What you need to do - This exercise asks for every line of the material that includes the word "토마토를".

Dataset -
'''

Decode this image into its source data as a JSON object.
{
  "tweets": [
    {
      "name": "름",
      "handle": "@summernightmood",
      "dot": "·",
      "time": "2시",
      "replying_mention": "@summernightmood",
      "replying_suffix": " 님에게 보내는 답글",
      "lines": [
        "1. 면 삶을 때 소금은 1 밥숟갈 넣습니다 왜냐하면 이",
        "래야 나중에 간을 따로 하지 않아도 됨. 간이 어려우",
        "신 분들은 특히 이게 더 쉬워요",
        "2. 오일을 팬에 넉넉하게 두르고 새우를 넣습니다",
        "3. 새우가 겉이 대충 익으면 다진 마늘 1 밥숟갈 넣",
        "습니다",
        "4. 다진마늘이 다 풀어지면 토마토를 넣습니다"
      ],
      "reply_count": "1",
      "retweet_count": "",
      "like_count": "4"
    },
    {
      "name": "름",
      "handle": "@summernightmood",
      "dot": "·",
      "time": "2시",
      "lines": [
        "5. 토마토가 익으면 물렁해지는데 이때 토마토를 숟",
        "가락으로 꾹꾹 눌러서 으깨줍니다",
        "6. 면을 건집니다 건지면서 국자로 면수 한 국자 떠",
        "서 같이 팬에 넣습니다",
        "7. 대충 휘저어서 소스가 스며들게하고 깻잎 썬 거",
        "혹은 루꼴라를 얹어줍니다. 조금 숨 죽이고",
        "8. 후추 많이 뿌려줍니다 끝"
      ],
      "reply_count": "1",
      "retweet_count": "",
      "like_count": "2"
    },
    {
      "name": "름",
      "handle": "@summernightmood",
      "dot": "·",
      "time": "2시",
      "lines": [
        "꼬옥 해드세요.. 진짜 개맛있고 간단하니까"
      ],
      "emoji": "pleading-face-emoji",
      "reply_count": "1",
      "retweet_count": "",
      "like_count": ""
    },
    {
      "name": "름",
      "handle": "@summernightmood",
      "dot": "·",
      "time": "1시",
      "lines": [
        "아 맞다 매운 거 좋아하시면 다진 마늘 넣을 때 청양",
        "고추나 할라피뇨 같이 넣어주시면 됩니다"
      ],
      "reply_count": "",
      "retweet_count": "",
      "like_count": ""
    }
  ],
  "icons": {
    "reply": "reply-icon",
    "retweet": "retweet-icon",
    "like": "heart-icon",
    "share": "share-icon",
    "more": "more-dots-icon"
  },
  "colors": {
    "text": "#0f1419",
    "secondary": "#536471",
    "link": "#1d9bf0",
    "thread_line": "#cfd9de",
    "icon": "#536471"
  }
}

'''

Result of this exercise -
        "4. 다진마늘이 다 풀어지면 토마토를 넣습니다"
        "5. 토마토가 익으면 물렁해지는데 이때 토마토를 숟",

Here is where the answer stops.